Report the count of lines containing the word "icon" in the entries below, and nothing more.

- - - - - - -

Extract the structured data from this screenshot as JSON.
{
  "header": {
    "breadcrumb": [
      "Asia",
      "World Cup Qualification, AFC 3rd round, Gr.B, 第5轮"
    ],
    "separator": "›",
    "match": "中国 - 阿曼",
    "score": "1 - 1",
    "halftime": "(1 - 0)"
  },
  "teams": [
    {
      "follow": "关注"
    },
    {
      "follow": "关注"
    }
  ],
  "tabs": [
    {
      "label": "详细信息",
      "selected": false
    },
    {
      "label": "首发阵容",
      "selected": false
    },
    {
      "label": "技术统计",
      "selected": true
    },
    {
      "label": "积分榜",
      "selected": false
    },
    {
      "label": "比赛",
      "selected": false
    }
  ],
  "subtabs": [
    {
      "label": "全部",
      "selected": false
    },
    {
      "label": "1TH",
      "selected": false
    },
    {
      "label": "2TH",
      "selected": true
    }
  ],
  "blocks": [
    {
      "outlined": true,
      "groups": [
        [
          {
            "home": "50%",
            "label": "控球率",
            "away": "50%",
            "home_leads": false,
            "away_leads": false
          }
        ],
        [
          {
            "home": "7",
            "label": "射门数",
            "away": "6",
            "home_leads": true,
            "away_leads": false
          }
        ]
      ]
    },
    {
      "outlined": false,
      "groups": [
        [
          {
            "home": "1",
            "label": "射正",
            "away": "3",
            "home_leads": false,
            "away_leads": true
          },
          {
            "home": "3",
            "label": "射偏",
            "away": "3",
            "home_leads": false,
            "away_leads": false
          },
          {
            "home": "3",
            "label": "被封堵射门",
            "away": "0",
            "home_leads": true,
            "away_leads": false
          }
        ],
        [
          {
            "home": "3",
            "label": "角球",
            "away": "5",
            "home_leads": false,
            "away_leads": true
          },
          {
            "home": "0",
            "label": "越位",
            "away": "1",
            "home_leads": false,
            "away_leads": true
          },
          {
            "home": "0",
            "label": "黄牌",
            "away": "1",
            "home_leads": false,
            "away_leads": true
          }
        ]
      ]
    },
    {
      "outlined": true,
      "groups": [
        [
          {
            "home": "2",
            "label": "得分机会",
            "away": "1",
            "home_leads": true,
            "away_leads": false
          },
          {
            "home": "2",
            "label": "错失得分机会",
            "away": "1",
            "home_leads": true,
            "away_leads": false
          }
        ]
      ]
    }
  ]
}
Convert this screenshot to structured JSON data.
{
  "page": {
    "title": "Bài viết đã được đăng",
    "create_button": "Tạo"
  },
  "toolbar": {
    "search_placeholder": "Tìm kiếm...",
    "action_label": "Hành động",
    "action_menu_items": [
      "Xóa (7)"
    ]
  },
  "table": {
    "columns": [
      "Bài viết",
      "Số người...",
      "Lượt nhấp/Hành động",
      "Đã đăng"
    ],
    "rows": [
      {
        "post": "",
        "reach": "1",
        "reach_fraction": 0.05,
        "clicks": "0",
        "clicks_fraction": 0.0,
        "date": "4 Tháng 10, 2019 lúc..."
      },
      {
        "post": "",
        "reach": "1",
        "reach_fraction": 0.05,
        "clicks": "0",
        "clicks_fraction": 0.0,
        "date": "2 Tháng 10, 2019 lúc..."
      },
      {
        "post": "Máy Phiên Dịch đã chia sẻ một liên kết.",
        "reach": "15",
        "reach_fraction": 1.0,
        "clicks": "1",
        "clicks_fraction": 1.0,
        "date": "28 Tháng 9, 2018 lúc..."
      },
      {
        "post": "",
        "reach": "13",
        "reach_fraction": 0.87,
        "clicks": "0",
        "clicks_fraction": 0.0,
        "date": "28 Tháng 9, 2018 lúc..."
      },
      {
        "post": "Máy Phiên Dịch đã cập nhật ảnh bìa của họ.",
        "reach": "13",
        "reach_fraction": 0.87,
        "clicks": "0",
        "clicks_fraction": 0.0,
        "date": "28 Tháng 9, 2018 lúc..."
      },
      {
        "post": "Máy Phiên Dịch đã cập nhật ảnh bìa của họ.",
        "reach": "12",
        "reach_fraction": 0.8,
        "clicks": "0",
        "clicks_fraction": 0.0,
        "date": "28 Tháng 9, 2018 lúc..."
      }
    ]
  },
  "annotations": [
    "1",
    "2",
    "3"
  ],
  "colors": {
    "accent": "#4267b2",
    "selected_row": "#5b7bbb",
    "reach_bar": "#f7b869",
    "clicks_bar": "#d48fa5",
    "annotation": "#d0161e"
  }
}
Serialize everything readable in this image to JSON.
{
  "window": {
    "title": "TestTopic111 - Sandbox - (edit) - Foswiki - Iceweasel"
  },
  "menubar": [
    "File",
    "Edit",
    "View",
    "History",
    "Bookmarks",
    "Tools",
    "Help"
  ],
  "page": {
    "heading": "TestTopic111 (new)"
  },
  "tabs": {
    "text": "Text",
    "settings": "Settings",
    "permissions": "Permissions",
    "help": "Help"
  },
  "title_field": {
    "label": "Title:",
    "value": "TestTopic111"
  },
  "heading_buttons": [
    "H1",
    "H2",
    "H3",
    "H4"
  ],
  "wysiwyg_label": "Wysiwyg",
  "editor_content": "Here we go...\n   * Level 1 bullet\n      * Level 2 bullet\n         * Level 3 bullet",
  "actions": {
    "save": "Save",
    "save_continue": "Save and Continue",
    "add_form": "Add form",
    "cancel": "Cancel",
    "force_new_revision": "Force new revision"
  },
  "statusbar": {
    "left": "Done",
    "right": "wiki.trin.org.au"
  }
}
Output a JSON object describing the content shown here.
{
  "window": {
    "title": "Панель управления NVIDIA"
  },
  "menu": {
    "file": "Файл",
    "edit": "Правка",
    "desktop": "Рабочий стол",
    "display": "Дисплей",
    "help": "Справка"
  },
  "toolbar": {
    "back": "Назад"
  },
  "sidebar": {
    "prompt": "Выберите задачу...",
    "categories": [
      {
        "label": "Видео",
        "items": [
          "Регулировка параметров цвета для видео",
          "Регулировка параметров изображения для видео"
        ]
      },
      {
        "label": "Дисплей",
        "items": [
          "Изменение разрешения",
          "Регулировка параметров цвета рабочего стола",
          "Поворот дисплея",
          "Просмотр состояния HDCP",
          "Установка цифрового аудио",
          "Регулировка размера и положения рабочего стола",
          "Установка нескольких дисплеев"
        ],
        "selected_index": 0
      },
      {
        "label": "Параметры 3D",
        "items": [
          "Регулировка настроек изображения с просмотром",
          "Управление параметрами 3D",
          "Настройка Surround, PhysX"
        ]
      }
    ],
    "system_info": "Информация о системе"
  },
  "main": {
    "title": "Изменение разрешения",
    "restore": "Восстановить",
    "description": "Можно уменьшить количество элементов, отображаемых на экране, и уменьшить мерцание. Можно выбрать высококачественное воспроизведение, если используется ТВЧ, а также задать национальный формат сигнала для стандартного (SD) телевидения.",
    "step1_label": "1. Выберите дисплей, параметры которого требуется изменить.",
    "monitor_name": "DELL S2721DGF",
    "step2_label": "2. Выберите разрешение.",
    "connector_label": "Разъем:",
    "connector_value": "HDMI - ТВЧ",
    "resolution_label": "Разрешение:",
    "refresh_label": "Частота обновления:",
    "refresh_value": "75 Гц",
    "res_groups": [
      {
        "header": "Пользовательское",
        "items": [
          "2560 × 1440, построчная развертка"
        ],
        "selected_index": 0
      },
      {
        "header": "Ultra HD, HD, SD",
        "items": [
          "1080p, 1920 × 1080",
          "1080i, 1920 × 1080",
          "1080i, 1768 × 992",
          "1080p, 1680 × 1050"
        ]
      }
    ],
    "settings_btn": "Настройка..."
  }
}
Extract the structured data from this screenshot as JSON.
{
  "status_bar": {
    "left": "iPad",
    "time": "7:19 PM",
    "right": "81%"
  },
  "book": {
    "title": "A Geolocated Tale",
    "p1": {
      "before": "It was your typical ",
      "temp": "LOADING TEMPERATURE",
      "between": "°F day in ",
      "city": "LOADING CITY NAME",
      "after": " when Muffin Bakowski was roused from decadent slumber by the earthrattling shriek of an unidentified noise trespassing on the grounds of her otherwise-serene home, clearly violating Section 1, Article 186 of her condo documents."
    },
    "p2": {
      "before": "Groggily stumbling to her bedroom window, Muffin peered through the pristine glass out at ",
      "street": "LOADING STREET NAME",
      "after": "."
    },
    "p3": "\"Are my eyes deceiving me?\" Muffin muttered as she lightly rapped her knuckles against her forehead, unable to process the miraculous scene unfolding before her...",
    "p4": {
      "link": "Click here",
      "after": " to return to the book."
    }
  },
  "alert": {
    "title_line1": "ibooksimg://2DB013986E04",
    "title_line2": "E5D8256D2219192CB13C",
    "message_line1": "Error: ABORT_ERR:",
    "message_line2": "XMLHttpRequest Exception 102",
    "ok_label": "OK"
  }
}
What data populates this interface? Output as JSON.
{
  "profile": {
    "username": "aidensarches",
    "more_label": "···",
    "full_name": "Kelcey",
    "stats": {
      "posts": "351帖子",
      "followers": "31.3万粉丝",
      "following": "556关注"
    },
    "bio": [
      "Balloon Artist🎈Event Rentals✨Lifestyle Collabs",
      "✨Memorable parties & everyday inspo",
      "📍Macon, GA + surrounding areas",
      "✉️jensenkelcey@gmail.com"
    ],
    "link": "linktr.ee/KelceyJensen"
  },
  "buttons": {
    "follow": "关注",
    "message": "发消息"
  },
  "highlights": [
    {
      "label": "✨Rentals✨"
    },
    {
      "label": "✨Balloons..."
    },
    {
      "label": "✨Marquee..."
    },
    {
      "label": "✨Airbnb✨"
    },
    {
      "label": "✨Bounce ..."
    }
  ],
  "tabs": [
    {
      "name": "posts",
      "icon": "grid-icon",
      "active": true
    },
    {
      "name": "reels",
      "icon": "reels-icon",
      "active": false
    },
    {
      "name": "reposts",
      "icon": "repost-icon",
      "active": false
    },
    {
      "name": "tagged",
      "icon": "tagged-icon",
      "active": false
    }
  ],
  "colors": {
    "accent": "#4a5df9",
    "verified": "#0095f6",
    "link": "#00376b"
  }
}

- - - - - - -

| Written answer |
4